A toothache of any kind is usually a sign that something is wrong. And it’s crucial that every toothache is managed. Pain could indicate a problem within or near the tooth, or it could be a message that there is a problem in another part of the body. When pain in another area of your body transfers to your teeth, dental professionals call this referred tooth pain. Let’s explore how this happens, the causes of tooth pain and what you can do to treat both local and referred tooth pain.
What Is Referred Tooth Pain?
How does referred pain occur?
Researchers are still trying to understand the exact mechanisms of referred pain. Essentially though, all our nerves are interconnected, and a lot can happen to pain signals along their transmission route. When neural networks along a pain route are modified (for any number of reasons), it can lead to you feeling pain in one part of your body when such pain is actually a result of an issue in another part of your body.
Causes of referred toothaches
Referred tooth pain can be caused by many things, such as respiratory illness, tooth pulp (center of the tooth where nerves are found) inflammation, problems with the heart or lungs or certain neurological conditions. Let’s look at a few common causes of referred tooth pain:
- Sinusitis – Suppose your upper teeth are painful and your nasal passages are congested or tender. In that case, your toothache may be due to sinusitis. The roots of the upper teeth lie close to the sinuses, and if your sinuses become inflamed due to an infection, you may feel the pain in your upper teeth.
- New filling or dental cavity – If you’ve recently received a filling or you have a cavity, you may sometimes feel pain in another tooth. Your toothache moves from one tooth to another through pain signals.
- Headaches –Your tooth pain can come from a headache. Known as neurovascular headaches, they can manifest as migraines or cluster headaches. When referred to the teeth, they’re called neurovascular toothaches.
- Vagus nerve –A serious but less common source of referred tooth pain is the vagus nerve, which passes near your heart and lungs. Before it reaches your brain, the vagus nerve also passes through the lower jaw. A toothache is occasionally a sign of a problem with the heart or lungs. These are known as a visceral toothache - if pain originates in your internal organs or a cardiac toothache - if it comes from your heart.
- Neurological conditions –Conditions such as trigeminal neuralgia can also affect nerves that lie in the teeth, face and skull.
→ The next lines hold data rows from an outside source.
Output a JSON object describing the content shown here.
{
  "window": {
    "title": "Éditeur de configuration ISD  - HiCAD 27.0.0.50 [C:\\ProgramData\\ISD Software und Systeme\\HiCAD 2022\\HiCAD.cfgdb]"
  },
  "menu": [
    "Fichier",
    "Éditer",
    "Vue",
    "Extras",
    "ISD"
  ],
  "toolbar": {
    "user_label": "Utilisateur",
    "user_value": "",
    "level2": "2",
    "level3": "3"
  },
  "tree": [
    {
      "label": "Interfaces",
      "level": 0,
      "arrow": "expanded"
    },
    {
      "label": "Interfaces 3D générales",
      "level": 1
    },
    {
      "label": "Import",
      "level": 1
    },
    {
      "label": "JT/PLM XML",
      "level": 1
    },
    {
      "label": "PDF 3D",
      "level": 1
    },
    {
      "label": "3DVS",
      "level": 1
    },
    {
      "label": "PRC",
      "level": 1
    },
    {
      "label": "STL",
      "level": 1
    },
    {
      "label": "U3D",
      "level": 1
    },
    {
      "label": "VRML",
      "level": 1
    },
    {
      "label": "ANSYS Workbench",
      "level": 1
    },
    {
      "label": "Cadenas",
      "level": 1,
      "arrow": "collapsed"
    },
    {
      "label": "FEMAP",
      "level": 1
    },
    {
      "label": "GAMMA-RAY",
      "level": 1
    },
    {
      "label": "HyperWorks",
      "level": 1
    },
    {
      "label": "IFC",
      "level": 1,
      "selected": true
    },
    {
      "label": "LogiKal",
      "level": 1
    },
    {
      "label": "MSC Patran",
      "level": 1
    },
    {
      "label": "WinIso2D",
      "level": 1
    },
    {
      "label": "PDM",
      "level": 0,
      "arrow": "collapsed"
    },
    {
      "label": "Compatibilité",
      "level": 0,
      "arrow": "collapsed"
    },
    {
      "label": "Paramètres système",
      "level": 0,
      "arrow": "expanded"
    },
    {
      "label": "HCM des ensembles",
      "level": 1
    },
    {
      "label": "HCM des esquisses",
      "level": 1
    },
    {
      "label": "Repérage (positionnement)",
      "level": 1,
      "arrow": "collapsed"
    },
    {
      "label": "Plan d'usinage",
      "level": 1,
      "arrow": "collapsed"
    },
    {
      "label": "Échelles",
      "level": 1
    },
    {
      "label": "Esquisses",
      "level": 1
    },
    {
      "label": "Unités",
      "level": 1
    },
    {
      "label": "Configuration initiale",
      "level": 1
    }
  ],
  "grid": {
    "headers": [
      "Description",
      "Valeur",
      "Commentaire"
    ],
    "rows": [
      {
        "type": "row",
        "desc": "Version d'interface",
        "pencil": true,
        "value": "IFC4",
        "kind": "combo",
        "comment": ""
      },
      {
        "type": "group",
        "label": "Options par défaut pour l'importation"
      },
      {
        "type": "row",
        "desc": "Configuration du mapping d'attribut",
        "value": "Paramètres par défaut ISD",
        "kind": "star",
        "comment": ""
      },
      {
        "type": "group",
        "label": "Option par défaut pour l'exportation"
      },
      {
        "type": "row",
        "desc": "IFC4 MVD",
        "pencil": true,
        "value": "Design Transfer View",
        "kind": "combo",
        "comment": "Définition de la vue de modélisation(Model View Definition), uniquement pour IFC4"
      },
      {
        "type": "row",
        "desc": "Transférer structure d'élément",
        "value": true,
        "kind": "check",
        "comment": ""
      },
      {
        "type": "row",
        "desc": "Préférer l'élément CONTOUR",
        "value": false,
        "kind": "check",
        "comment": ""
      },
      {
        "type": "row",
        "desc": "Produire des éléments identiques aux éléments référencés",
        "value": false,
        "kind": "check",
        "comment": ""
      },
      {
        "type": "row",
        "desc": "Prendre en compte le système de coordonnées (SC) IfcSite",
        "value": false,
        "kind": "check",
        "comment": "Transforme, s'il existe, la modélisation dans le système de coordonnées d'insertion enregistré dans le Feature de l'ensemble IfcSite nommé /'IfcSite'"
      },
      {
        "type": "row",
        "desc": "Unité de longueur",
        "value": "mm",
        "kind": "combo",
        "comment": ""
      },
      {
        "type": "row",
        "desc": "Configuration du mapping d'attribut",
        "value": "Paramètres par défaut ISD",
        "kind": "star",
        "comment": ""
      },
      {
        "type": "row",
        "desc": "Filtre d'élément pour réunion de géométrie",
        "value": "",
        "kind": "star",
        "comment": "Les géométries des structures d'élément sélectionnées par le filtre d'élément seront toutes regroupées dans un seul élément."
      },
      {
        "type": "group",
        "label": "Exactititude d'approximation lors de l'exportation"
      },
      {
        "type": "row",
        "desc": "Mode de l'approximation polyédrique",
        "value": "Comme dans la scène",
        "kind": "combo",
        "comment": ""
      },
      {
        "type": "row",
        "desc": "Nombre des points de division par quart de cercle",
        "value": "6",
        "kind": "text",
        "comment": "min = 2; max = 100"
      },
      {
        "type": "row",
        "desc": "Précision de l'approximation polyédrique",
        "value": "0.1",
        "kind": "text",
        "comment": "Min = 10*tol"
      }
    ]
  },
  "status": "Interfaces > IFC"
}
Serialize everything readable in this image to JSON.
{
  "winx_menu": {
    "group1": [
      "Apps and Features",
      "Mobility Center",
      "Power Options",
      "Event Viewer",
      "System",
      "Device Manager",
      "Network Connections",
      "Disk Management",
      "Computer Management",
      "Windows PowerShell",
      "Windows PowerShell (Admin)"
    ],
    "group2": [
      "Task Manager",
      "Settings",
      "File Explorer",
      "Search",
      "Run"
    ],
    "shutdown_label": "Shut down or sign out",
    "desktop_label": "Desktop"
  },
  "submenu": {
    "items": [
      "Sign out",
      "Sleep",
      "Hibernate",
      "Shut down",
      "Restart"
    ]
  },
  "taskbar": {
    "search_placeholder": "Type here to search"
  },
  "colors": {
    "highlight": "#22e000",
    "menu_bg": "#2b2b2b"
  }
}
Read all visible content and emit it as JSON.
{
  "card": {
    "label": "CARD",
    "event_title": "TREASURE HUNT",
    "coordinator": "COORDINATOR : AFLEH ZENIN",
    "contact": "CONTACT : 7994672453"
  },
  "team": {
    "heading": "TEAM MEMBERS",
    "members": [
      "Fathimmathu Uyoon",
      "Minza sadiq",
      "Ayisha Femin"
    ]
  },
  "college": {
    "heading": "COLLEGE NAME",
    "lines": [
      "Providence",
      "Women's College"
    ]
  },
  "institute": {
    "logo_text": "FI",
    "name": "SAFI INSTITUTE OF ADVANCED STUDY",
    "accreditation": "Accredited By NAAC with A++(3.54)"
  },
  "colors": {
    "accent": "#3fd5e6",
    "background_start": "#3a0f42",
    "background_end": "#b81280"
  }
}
Inflammation of these nerves can feel like a toothache.
Referred tooth pain treatments
When tooth pain strikes, it can often be so uncomfortable that you need immediate relief. We recommend scheduling an appointment with your dentist as soon as you can. While you wait, you can try over-the-counter pain medication to get some relief. Your dentist can check if an underlying issue with your tooth, such as a cavity, abscess or injury, is causing you pain. If they determine that your toothache is from a non-dental problem, such as sinusitis, they’ll refer you to a medical professional for treatment.
Your doctor can investigate common causes of referred pain, such as migraines or sinusitis, or less common causes, such as issues with your heart, lungs or other internal organs. This investigative work can begin with a referred tooth pain chart. This chart shows which areas of the face may hurt due to an issue elsewhere in the body.
Although your tooth pain may not be due to dental cavities, you should continue your thorough oral care routine. This includes brushing twice daily with a fluoride paste, interdental cleaning once daily (with floss, a water flosser or another interdental device) and rinsing with mouthwash to provide extra freshness or protection for your teeth and gums.
A toothache isn’t something you can afford to ignore. If you have a painful tooth and are not sure of its cause, visit your dental professional right away. While it’s essential to be in tune with your body’s aches and pains, this type of investigative work usually requires a professional.
This article is intended to promote understanding of and knowledge about general oral health topics. It is not intended to be a substitute for professional advice, diagnosis or treatment. Always seek the advice of your dentist or other qualified healthcare provider with any questions you may have regarding a medical condition or treatment.